> [REQUIRED WORK]: For the word "если", give the number of lines in these entries that contain it, with nothing else.

> [Extracted records]:
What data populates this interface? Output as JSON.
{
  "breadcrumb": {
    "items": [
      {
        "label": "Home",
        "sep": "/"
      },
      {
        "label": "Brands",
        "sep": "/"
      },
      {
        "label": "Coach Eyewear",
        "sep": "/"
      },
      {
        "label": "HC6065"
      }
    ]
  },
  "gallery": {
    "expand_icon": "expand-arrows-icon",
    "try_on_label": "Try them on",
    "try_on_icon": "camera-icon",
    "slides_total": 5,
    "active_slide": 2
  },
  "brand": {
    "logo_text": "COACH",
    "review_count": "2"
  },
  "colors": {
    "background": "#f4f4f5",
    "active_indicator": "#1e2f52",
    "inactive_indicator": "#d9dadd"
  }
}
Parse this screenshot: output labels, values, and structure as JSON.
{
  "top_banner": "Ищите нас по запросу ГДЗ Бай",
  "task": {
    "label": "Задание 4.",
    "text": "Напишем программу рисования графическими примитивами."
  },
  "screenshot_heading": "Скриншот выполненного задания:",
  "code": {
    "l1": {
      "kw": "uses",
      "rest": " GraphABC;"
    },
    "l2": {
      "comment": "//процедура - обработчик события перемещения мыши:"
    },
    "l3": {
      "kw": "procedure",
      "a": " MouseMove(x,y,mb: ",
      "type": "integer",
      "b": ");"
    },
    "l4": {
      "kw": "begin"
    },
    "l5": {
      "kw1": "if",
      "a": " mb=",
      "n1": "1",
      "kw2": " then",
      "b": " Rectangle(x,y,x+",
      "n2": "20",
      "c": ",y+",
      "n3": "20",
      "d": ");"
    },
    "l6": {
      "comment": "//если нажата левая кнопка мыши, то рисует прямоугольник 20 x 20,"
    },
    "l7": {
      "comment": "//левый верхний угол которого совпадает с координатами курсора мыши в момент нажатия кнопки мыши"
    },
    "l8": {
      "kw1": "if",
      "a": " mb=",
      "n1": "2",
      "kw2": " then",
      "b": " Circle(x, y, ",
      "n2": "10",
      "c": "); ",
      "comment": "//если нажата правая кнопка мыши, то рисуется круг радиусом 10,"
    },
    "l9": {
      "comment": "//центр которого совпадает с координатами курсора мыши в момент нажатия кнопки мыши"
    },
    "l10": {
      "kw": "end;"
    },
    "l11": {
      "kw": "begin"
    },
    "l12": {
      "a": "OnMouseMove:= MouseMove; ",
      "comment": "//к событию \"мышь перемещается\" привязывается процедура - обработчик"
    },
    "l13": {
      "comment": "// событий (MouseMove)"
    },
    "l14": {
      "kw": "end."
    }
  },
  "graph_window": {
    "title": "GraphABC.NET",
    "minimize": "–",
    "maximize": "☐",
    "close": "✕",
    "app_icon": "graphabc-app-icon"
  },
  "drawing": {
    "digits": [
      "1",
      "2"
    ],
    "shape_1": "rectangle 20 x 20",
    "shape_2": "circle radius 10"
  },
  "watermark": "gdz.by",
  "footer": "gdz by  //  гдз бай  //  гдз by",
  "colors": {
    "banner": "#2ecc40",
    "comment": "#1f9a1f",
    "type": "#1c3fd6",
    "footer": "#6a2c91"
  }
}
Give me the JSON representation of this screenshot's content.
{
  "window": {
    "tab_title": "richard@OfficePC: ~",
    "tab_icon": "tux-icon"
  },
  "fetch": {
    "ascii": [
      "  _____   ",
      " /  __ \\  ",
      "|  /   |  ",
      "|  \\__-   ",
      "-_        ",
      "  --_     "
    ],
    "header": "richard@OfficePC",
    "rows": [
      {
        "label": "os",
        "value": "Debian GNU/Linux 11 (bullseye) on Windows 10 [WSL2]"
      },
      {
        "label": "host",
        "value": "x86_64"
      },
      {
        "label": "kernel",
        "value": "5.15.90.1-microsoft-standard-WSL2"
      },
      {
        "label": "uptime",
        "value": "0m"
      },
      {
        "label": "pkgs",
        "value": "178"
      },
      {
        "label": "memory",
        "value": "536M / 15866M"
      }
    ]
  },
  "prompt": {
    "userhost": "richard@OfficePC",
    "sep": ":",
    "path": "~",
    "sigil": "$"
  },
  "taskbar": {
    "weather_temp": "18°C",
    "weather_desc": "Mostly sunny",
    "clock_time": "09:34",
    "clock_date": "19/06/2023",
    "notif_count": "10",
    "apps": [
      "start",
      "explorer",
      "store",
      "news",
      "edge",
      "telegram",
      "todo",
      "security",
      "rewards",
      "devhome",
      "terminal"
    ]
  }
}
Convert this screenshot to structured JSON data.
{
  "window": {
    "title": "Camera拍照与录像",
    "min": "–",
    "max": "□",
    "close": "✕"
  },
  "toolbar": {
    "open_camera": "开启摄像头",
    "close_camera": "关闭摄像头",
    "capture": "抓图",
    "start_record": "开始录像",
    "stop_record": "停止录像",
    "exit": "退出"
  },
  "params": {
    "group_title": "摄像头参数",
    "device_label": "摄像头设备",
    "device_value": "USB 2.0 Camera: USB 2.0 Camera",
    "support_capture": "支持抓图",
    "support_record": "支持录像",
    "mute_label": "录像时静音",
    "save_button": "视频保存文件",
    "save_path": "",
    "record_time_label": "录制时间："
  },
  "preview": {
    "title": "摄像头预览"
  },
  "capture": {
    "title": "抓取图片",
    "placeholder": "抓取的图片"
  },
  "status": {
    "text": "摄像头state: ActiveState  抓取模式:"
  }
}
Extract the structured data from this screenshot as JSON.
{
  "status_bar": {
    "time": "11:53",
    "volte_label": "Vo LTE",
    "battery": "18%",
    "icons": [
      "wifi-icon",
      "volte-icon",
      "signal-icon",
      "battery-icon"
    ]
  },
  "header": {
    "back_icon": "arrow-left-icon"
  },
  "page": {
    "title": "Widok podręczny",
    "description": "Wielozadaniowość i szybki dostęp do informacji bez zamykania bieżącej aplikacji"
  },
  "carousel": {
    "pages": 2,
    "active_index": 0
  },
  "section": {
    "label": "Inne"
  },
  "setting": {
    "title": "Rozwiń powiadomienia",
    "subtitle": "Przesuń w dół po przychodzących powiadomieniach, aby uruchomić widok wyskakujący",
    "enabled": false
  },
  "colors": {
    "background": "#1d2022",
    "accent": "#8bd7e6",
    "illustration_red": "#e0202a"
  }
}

> [RESULT OF THE TASK]: 2